“The science is clear.” We have heard that one before in other contexts, like anthropogenic global warming, but now the assertion has come from the British government’s chief medical officer, Sir Liam Donaldson, in calling parents to prohibit their children from drinking until they are 15 and then continuing to supervise their intake until 17.
Donaldson himself seemed confused over what science he was talking about. When pressed on the Radio 4 Today programme, he admitted that small amounts of alcohol could not harm a child. Alcohol after all is a natural product of metabolism, and everybody’s metabolism has to handle a little. There is no such thing as a total teetotaller.
Donaldson instead seemed to be arguing there was no evidence for the proposition that introducing children gradually to alcohol made them less likely to become binge drinkers or alcoholics. That may be true as far as it goes, but absence of evidence is not evidence of absence, and there is at least plenty of anecdotal support for the idea that bringing up children to drink responsibly, however that is defined, is better than prohibition. It is also true that some people are predisposed to become problem drinkers whatever regime their parents impose, but since alcohol is part of our social fabric, it surely makes sense for most parents to build up a little familiarity and tolerance in their children while they still have some influence over them.
It is indeed our social fabric that is under attack from the Donaldson wing, mixing up an understandable determination to curb binge drinking with a misguided attack on our way of life. The outburst was timed in the run up to Christmas when many normally moderate drinkers will be guilty of some excess that admittedly their livers would be better off without. But with his pervasive negative stance, Donaldson continues to overlook the pleasure and joy that alcohol can bring, and he would be better off preaching enlightened moderation instead of leaning towards prohibition.

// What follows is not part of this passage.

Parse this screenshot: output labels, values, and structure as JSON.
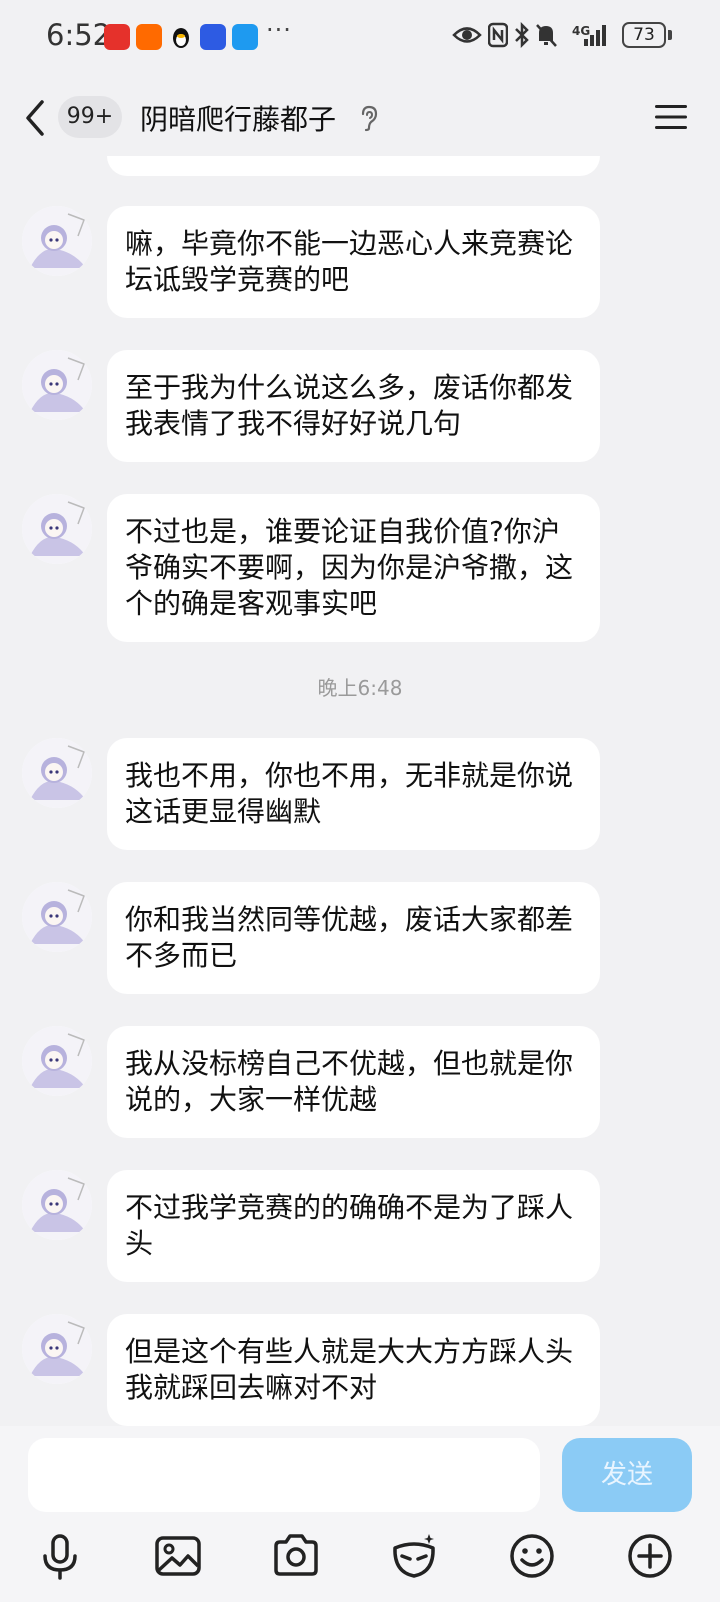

Perhaps, in the spirit of these prescriptive times, Donaldson should instead lay down some rules over what sort of alcoholic drinks we should give our children. He should advocate diluted wine and warm weak beer, rather than alcopops, gin and tonic or other sweetened beverages, which by disguising the taste of alcohol are more likely to breed addiction. There is always the chance that given a mix of rough old red wine and water, or an insipid bitter, your children will hand it back in disgust.
Then Donaldson should conclude his homily by preaching that even moderation itself can be taken to excess, and that it does us good on occasion, especially after a year with its fair share of bad news, to indulge in a little wild partying.